MSU Could Recycle Wind Turbines into Delicious Gummy Bears
How could wind turbines become edible treats? Science, that's how. No seriously, how?
As the United States works to catch up with other countries around the world to create an efficient system of cleaner energy use, a recent suggestion from scientists at Michigan State University throws an idea out there that is both intriguing and confusing. Wind, sun, and hydropower are three sources of energy that are both renewable and leaves a small carbon footprint. The manufacture and installation of hydropower by far have the smallest carbon footprint according to Science Focus.
Wind turbines can be the source of far more energy in the mitten state. So, what do we do with all of the wind turbine parts when they need to be replaced? That can be a lot of waste. Michigan had an estimated 1,658 working wind turbines at the end of 2021 according to thumbwind.com. That's a number that is dramatically increasing every year. MSU has come up with a clever way to make wind turbine blades out of a material that can be recycled over and over forever. CNet explains the MSU development,
They developed a new form of wind turbine material that combines glass fibers with both plant-derived and synthetic polymers, which refer to long chains of molecules. The mixture is called a composite resin, and its hype lies in the fact that it can be recycled a lot more easily than pure fiberglass can.
In layman's terms, the resin can be dissolved using an alkaline solution to create anything from car tail lights and laptop covers to gummy bears and Gatorade. A Chemical engineer from MSU, John Dorgan explained to CNet why it's ok to eat material that can also be used in a wind turbine blade,
A carbon atom derived from a plant, like corn or grass, is no different from a carbon atom that came from a fossil fuel, it's all part of the global carbon cycle, and we've shown that we can go from biomass in the field to durable plastic materials and back to foodstuffs.
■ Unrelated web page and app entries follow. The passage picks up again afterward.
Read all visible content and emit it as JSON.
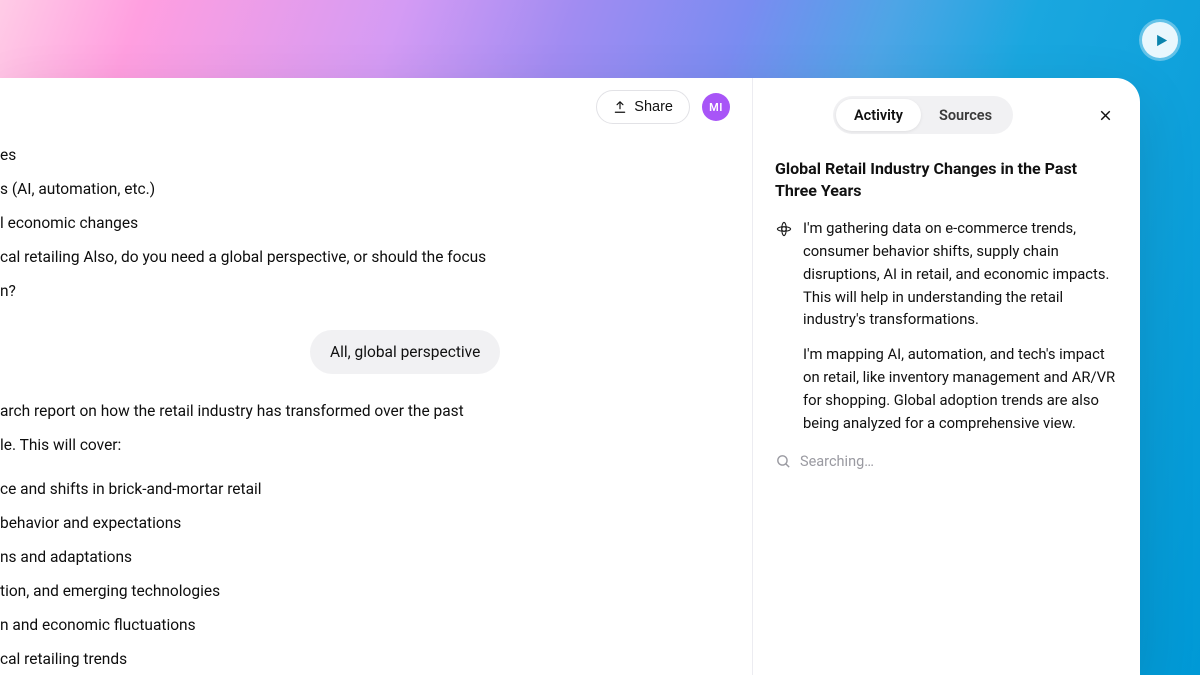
{
  "header": {
    "share_label": "Share",
    "avatar_initials": "MI"
  },
  "tabs": {
    "activity": "Activity",
    "sources": "Sources"
  },
  "sidebar": {
    "title": "Global Retail Industry Changes in the Past Three Years",
    "para1": "I'm gathering data on e-commerce trends, consumer behavior shifts, supply chain disruptions, AI in retail, and economic impacts. This will help in understanding the retail industry's transformations.",
    "para2": "I'm mapping AI, automation, and tech's impact on retail, like inventory management and AR/VR for shopping. Global adoption trends are also being analyzed for a comprehensive view.",
    "searching": "Searching…"
  },
  "conv": {
    "l1": "es",
    "l2": "s (AI, automation, etc.)",
    "l3": "l economic changes",
    "l4": "cal retailing Also, do you need a global perspective, or should the focus",
    "l5": "n?",
    "user_reply": "All, global perspective",
    "l6": "arch report on how the retail industry has transformed over the past",
    "l7": "le. This will cover:",
    "l8": "ce and shifts in brick-and-mortar retail",
    "l9": " behavior and expectations",
    "l10": "ns and adaptations",
    "l11": "tion, and emerging technologies",
    "l12": "n and economic fluctuations",
    "l13": "cal retailing trends"
  }
}
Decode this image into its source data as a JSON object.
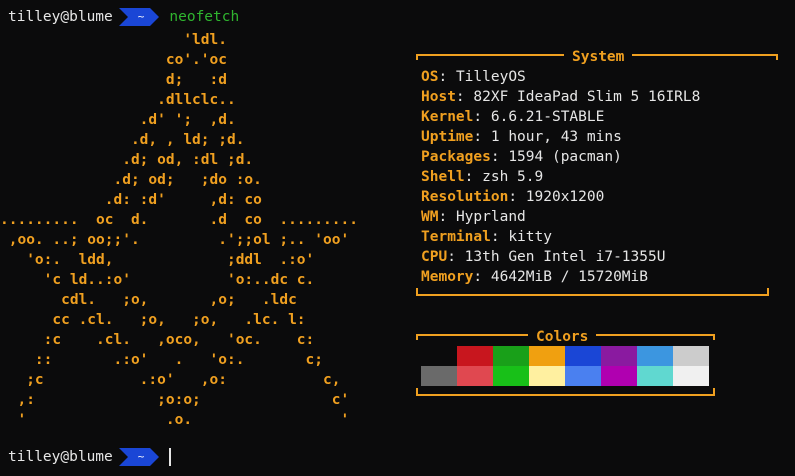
{
  "prompt": {
    "user": "tilley@blume",
    "dir": "~",
    "command": "neofetch"
  },
  "logo_lines": [
    "                     'ldl.",
    "                   co'.'oc",
    "                   d;   :d",
    "                  .dllclc..",
    "                .d' ';  ,d.",
    "               .d, , ld; ;d.",
    "              .d; od, :dl ;d.",
    "             .d; od;   ;do :o.",
    "            .d: :d'     ,d: co",
    ".........  oc  d.       .d  co  .........",
    " ,oo. ..; oo;;'.         .';;ol ;.. 'oo'",
    "   'o:.  ldd,             ;ddl  .:o'",
    "     'c ld..:o'           'o:..dc c.",
    "       cdl.   ;o,       ,o;   .ldc",
    "      cc .cl.   ;o,   ;o,   .lc. l:",
    "     :c    .cl.   ,oco,   'oc.    c:",
    "    ::       .:o'   .   'o:.       c;",
    "   ;c           .:o'   ,o:           c,",
    "  ,:              ;o:o;               c'",
    "  '                .o.                 '"
  ],
  "system": {
    "title": "System",
    "rows": [
      {
        "key": "OS",
        "value": "TilleyOS"
      },
      {
        "key": "Host",
        "value": "82XF IdeaPad Slim 5 16IRL8"
      },
      {
        "key": "Kernel",
        "value": "6.6.21-STABLE"
      },
      {
        "key": "Uptime",
        "value": "1 hour, 43 mins"
      },
      {
        "key": "Packages",
        "value": "1594 (pacman)"
      },
      {
        "key": "Shell",
        "value": "zsh 5.9"
      },
      {
        "key": "Resolution",
        "value": "1920x1200"
      },
      {
        "key": "WM",
        "value": "Hyprland"
      },
      {
        "key": "Terminal",
        "value": "kitty"
      },
      {
        "key": "CPU",
        "value": "13th Gen Intel i7-1355U"
      },
      {
        "key": "Memory",
        "value": "4642MiB / 15720MiB"
      }
    ]
  },
  "colors": {
    "title": "Colors",
    "normal": [
      "#0b0b0c",
      "#c8161e",
      "#19a019",
      "#f0a010",
      "#1a46d6",
      "#8a1aa0",
      "#3c96e0",
      "#cccccc"
    ],
    "bright": [
      "#6a6a6a",
      "#e04850",
      "#18c018",
      "#fff0a0",
      "#4a80f0",
      "#b000b0",
      "#60d8d0",
      "#f0f0f0"
    ]
  },
  "accent": "#f0a020"
}
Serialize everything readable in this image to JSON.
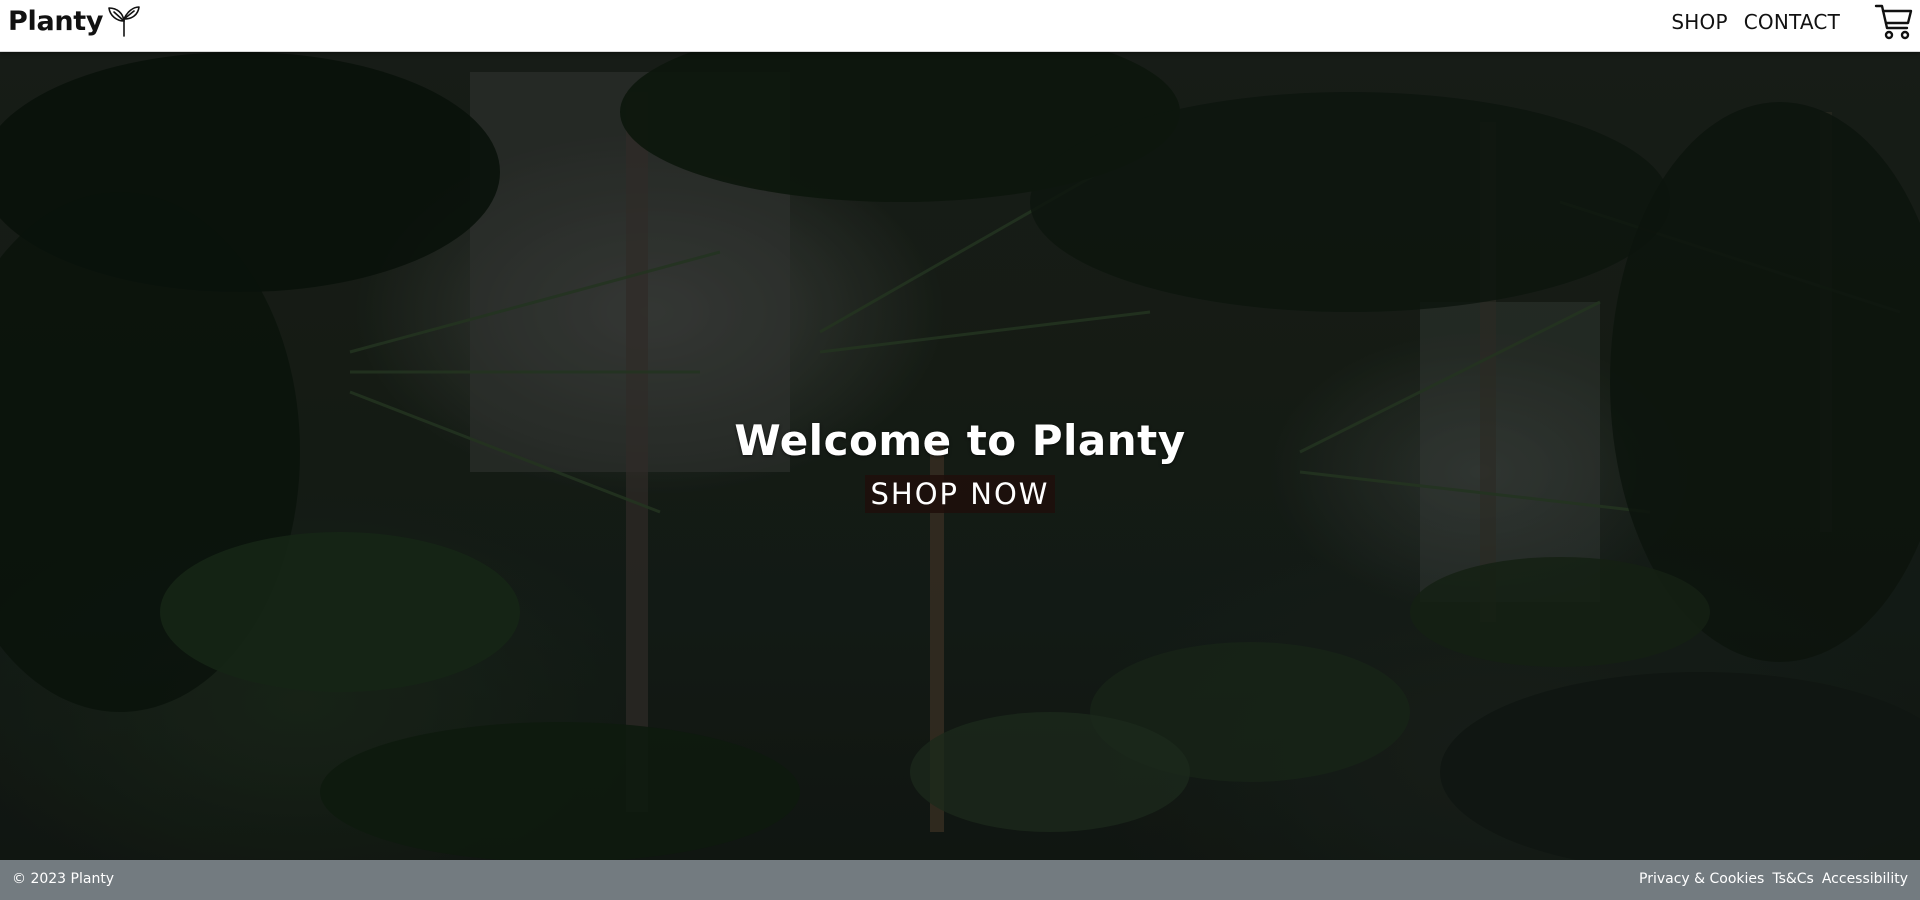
{
  "header": {
    "brand": "Planty",
    "brand_icon": "sprout-icon",
    "nav": [
      {
        "label": "SHOP"
      },
      {
        "label": "CONTACT"
      }
    ],
    "cart_icon": "cart-icon"
  },
  "hero": {
    "title": "Welcome to Planty",
    "cta_label": "SHOP NOW",
    "background_image": "jungle-foliage"
  },
  "footer": {
    "copyright": "© 2023 Planty",
    "links": [
      {
        "label": "Privacy & Cookies"
      },
      {
        "label": "Ts&Cs"
      },
      {
        "label": "Accessibility"
      }
    ]
  },
  "colors": {
    "header_bg": "#ffffff",
    "footer_bg": "#737b80",
    "cta_bg": "#1e0e0a",
    "text_light": "#ffffff",
    "text_dark": "#111111"
  }
}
There's no info at this time on when the production of wind turbine blades made from this recyclable material will begin.